## Instructions to follow
Take the listing below and output it again exactly.

## Data for review
• • • •
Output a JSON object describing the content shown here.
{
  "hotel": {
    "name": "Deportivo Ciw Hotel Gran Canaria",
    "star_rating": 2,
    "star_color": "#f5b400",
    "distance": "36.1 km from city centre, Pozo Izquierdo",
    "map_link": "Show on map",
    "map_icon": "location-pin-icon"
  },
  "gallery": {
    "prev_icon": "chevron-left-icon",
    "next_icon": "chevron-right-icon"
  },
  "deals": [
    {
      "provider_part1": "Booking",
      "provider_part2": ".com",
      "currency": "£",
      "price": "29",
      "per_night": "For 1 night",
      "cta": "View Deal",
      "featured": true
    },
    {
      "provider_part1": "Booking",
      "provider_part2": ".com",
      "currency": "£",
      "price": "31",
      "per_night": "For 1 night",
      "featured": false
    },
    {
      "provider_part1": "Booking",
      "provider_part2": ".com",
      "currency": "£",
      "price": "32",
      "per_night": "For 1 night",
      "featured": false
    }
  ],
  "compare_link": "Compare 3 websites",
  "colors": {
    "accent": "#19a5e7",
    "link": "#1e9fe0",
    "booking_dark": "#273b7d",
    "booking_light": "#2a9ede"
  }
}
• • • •
## Your solution
Output a JSON object describing the content shown here.
{
  "hotel": {
    "name": "Deportivo Ciw Hotel Gran Canaria",
    "star_rating": 2,
    "star_color": "#f5b400",
    "distance": "36.1 km from city centre, Pozo Izquierdo",
    "map_link": "Show on map",
    "map_icon": "location-pin-icon"
  },
  "gallery": {
    "prev_icon": "chevron-left-icon",
    "next_icon": "chevron-right-icon"
  },
  "deals": [
    {
      "provider_part1": "Booking",
      "provider_part2": ".com",
      "currency": "£",
      "price": "29",
      "per_night": "For 1 night",
      "cta": "View Deal",
      "featured": true
    },
    {
      "provider_part1": "Booking",
      "provider_part2": ".com",
      "currency": "£",
      "price": "31",
      "per_night": "For 1 night",
      "featured": false
    },
    {
      "provider_part1": "Booking",
      "provider_part2": ".com",
      "currency": "£",
      "price": "32",
      "per_night": "For 1 night",
      "featured": false
    }
  ],
  "compare_link": "Compare 3 websites",
  "colors": {
    "accent": "#19a5e7",
    "link": "#1e9fe0",
    "booking_dark": "#273b7d",
    "booking_light": "#2a9ede"
  }
}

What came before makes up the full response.